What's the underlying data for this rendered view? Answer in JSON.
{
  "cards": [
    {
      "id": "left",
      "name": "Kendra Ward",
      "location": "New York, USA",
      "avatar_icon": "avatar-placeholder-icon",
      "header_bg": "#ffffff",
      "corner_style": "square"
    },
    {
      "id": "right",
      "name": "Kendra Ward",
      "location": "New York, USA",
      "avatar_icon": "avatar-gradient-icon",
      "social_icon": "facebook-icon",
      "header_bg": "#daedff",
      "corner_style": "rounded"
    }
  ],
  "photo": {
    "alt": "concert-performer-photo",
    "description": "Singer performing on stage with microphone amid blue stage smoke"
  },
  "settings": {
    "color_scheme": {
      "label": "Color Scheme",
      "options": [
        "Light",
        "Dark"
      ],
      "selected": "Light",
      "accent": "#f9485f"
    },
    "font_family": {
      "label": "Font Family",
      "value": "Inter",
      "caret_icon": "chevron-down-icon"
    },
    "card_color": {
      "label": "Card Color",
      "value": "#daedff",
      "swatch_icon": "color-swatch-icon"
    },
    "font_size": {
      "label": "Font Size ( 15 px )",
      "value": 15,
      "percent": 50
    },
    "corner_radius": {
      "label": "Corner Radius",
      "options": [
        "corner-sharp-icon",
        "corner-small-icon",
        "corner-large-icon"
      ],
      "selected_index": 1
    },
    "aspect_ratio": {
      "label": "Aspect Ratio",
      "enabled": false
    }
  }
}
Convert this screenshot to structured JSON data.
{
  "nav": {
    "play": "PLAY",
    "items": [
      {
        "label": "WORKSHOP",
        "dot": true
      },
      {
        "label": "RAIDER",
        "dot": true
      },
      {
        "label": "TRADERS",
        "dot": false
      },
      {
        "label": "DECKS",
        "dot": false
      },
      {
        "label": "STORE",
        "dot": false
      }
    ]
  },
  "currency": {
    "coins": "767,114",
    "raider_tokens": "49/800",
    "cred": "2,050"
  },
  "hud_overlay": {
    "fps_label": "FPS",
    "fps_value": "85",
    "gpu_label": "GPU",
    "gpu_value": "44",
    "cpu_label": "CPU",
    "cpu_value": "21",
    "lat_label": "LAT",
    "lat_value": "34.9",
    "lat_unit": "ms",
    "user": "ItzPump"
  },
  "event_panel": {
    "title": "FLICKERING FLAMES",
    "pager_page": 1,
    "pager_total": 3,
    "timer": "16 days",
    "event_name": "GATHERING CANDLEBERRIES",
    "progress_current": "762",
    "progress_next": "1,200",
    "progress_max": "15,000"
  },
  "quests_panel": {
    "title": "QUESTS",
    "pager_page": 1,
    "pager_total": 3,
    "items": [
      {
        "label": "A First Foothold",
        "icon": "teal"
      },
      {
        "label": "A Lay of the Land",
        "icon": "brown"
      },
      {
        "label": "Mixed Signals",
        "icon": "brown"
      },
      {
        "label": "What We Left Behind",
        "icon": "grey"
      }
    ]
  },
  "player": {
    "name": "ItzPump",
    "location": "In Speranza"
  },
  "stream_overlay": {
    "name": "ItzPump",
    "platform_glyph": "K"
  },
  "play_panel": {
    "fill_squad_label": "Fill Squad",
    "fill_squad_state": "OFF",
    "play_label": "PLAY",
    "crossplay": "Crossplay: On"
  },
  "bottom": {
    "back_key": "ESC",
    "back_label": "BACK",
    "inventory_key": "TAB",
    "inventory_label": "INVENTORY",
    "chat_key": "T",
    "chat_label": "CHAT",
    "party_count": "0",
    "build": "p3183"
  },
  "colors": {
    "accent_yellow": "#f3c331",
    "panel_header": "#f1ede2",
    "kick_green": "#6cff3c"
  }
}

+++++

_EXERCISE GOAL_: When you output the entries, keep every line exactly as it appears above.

_SOLUTION TO THE EXERCISE_:
What's the underlying data for this rendered view? Answer in JSON.
{
  "cards": [
    {
      "id": "left",
      "name": "Kendra Ward",
      "location": "New York, USA",
      "avatar_icon": "avatar-placeholder-icon",
      "header_bg": "#ffffff",
      "corner_style": "square"
    },
    {
      "id": "right",
      "name": "Kendra Ward",
      "location": "New York, USA",
      "avatar_icon": "avatar-gradient-icon",
      "social_icon": "facebook-icon",
      "header_bg": "#daedff",
      "corner_style": "rounded"
    }
  ],
  "photo": {
    "alt": "concert-performer-photo",
    "description": "Singer performing on stage with microphone amid blue stage smoke"
  },
  "settings": {
    "color_scheme": {
      "label": "Color Scheme",
      "options": [
        "Light",
        "Dark"
      ],
      "selected": "Light",
      "accent": "#f9485f"
    },
    "font_family": {
      "label": "Font Family",
      "value": "Inter",
      "caret_icon": "chevron-down-icon"
    },
    "card_color": {
      "label": "Card Color",
      "value": "#daedff",
      "swatch_icon": "color-swatch-icon"
    },
    "font_size": {
      "label": "Font Size ( 15 px )",
      "value": 15,
      "percent": 50
    },
    "corner_radius": {
      "label": "Corner Radius",
      "options": [
        "corner-sharp-icon",
        "corner-small-icon",
        "corner-large-icon"
      ],
      "selected_index": 1
    },
    "aspect_ratio": {
      "label": "Aspect Ratio",
      "enabled": false
    }
  }
}
Convert this screenshot to structured JSON data.
{
  "nav": {
    "play": "PLAY",
    "items": [
      {
        "label": "WORKSHOP",
        "dot": true
      },
      {
        "label": "RAIDER",
        "dot": true
      },
      {
        "label": "TRADERS",
        "dot": false
      },
      {
        "label": "DECKS",
        "dot": false
      },
      {
        "label": "STORE",
        "dot": false
      }
    ]
  },
  "currency": {
    "coins": "767,114",
    "raider_tokens": "49/800",
    "cred": "2,050"
  },
  "hud_overlay": {
    "fps_label": "FPS",
    "fps_value": "85",
    "gpu_label": "GPU",
    "gpu_value": "44",
    "cpu_label": "CPU",
    "cpu_value": "21",
    "lat_label": "LAT",
    "lat_value": "34.9",
    "lat_unit": "ms",
    "user": "ItzPump"
  },
  "event_panel": {
    "title": "FLICKERING FLAMES",
    "pager_page": 1,
    "pager_total": 3,
    "timer": "16 days",
    "event_name": "GATHERING CANDLEBERRIES",
    "progress_current": "762",
    "progress_next": "1,200",
    "progress_max": "15,000"
  },
  "quests_panel": {
    "title": "QUESTS",
    "pager_page": 1,
    "pager_total": 3,
    "items": [
      {
        "label": "A First Foothold",
        "icon": "teal"
      },
      {
        "label": "A Lay of the Land",
        "icon": "brown"
      },
      {
        "label": "Mixed Signals",
        "icon": "brown"
      },
      {
        "label": "What We Left Behind",
        "icon": "grey"
      }
    ]
  },
  "player": {
    "name": "ItzPump",
    "location": "In Speranza"
  },
  "stream_overlay": {
    "name": "ItzPump",
    "platform_glyph": "K"
  },
  "play_panel": {
    "fill_squad_label": "Fill Squad",
    "fill_squad_state": "OFF",
    "play_label": "PLAY",
    "crossplay": "Crossplay: On"
  },
  "bottom": {
    "back_key": "ESC",
    "back_label": "BACK",
    "inventory_key": "TAB",
    "inventory_label": "INVENTORY",
    "chat_key": "T",
    "chat_label": "CHAT",
    "party_count": "0",
    "build": "p3183"
  },
  "colors": {
    "accent_yellow": "#f3c331",
    "panel_header": "#f1ede2",
    "kick_green": "#6cff3c"
  }
}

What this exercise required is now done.